Task goal:
Can you find the lines of the listing that include "tree" and copy every one?

Source data:
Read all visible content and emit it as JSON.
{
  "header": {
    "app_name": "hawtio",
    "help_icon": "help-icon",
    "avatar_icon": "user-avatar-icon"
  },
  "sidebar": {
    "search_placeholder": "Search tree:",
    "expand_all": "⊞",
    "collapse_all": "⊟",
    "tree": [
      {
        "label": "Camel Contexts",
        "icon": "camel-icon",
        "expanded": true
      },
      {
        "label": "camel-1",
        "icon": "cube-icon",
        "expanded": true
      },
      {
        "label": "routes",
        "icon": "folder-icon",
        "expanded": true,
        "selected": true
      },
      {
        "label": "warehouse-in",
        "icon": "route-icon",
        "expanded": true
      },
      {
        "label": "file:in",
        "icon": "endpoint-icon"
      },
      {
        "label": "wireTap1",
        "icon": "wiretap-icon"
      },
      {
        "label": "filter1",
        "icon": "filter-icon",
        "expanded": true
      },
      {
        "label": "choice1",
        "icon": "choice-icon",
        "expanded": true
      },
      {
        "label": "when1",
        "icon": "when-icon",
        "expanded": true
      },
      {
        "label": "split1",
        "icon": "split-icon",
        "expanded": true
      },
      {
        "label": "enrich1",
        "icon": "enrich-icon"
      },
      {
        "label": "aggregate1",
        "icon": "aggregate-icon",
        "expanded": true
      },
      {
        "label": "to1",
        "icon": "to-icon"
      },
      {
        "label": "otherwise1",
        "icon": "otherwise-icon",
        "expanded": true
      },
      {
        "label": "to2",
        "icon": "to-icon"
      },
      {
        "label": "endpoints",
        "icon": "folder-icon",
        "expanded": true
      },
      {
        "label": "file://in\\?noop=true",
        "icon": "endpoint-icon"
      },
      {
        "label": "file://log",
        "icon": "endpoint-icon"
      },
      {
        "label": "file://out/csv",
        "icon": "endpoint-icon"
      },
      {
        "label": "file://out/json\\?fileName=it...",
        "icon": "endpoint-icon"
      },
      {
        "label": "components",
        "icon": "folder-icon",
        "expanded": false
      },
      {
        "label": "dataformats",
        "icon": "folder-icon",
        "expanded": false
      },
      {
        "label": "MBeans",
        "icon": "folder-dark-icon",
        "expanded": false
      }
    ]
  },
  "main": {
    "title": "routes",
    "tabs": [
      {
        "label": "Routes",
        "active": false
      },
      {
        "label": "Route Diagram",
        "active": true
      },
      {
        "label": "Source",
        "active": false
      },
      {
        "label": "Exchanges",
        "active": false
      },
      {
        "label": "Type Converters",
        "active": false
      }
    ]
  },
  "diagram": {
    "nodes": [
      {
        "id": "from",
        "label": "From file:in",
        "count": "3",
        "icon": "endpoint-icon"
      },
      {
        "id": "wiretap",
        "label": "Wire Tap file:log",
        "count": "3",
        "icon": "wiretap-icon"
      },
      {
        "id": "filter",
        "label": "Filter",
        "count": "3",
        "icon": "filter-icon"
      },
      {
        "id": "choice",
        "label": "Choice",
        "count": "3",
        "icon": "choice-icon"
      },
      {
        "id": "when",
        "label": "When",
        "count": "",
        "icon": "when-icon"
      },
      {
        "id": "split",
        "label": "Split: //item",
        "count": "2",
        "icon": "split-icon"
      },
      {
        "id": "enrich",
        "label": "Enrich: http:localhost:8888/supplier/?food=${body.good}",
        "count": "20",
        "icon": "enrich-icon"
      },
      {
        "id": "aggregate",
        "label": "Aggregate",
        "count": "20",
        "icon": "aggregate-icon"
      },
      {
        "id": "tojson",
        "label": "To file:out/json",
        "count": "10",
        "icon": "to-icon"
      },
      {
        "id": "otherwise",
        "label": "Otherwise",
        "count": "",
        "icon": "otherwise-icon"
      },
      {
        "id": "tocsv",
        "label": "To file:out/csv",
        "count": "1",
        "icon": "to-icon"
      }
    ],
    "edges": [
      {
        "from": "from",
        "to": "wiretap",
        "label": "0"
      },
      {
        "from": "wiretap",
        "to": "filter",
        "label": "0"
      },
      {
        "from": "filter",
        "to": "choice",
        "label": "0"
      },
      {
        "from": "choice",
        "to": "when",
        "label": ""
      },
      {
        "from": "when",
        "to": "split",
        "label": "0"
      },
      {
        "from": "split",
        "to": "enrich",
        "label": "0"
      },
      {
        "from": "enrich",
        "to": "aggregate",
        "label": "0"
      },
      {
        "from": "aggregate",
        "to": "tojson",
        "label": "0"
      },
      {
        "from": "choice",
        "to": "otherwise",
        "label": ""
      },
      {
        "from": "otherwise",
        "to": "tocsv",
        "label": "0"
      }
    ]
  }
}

Answer to this task:
    "search_placeholder": "Search tree:",
    "tree": [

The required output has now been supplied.